__Supplied material__.
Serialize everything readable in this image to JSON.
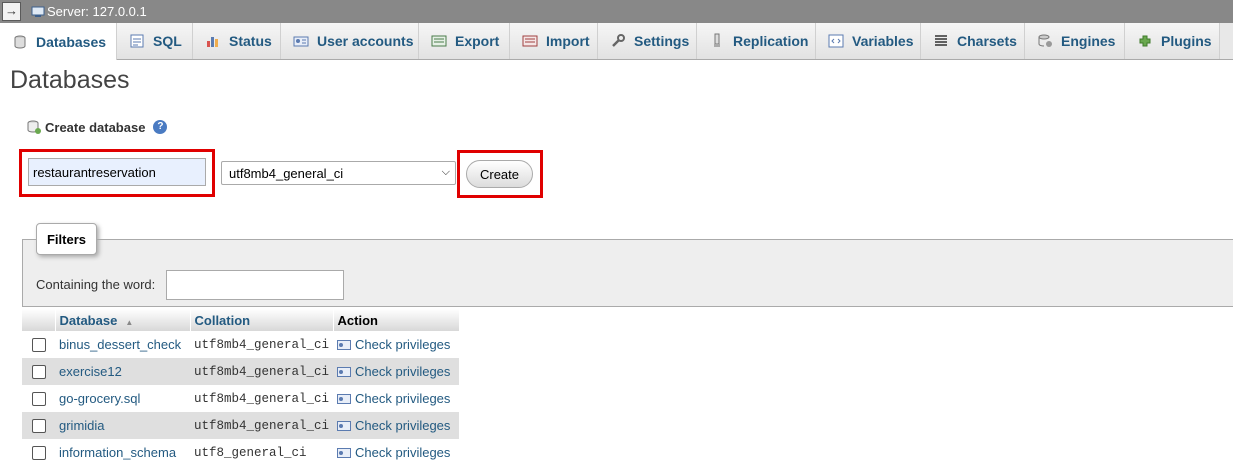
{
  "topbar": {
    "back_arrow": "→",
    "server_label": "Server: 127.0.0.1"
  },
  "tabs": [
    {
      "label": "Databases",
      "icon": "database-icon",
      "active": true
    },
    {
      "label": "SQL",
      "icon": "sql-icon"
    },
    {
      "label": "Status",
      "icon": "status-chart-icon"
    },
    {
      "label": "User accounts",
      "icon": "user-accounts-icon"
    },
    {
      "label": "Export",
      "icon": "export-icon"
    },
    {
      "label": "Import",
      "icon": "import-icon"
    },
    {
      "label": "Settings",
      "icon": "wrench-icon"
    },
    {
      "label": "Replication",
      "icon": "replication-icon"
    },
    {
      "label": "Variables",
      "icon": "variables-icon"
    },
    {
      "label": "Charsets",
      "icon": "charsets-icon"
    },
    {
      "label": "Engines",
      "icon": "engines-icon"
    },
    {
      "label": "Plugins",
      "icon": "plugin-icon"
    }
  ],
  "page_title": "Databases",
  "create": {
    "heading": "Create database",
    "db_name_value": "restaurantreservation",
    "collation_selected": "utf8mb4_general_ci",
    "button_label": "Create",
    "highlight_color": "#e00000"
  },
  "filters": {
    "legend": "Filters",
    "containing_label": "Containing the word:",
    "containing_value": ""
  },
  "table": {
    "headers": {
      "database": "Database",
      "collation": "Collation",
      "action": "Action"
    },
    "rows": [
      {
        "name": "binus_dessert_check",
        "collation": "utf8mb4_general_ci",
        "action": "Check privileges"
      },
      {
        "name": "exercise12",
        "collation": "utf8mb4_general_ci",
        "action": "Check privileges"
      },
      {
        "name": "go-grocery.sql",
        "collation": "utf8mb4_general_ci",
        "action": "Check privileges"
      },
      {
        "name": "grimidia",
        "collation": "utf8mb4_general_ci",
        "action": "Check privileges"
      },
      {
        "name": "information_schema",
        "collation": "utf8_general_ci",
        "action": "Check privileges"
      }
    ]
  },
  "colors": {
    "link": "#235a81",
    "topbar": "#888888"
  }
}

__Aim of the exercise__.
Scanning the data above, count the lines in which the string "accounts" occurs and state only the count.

__Task answer__.
2